Problem description: Find every line in the records below that contains the word "Qingflow", and copy each such line.

Material for this task:
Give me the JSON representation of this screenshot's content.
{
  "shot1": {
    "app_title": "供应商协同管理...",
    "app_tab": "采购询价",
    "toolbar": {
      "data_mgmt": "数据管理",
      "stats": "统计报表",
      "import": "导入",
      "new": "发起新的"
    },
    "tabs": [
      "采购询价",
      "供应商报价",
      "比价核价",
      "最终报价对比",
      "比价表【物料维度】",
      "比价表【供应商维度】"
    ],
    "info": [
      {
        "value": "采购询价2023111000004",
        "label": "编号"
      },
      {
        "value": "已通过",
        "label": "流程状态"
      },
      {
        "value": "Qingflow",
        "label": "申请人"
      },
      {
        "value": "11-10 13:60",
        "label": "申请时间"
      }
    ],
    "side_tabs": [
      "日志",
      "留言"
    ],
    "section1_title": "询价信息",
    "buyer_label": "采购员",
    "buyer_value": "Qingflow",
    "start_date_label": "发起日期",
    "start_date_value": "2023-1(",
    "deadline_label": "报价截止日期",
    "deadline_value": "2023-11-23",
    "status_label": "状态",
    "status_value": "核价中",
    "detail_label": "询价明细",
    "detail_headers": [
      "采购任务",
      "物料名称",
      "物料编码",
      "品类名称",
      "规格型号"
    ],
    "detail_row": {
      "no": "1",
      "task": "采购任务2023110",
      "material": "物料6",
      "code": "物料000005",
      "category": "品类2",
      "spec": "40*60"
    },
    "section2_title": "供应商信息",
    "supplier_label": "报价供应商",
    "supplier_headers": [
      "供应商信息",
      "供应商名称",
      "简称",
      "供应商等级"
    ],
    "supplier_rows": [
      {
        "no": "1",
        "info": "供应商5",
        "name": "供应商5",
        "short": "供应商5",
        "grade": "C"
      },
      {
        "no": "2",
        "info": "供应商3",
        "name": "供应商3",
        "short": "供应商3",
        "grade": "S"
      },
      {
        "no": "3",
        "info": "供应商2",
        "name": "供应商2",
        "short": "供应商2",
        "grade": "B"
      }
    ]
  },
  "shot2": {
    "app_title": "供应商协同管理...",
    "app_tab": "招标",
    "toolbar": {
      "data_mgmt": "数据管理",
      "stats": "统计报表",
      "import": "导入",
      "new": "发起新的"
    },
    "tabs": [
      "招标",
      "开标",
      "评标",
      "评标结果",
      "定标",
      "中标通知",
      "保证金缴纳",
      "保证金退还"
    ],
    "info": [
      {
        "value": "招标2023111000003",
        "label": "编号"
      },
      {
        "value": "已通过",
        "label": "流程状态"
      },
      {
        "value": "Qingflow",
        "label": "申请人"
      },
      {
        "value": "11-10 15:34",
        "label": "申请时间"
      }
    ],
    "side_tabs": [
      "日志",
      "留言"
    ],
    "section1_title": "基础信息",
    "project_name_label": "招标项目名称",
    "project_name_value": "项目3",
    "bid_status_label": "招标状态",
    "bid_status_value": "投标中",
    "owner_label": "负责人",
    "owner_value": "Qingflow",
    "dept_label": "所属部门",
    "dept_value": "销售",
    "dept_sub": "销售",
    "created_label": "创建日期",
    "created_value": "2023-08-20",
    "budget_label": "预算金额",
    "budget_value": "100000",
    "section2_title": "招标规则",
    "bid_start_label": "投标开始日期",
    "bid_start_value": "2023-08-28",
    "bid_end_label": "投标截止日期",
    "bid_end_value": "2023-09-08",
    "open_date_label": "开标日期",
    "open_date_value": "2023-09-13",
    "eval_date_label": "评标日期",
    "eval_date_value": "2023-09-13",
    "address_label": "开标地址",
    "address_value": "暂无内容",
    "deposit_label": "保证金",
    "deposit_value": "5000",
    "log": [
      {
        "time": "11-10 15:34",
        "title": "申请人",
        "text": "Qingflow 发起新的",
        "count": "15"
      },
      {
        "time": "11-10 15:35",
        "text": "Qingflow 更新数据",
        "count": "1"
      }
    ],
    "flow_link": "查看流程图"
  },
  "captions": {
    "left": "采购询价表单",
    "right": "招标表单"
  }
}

Worked solution:
        "value": "Qingflow",
    "buyer_value": "Qingflow",
        "value": "Qingflow",
    "owner_value": "Qingflow",
        "text": "Qingflow 发起新的",
        "text": "Qingflow 更新数据",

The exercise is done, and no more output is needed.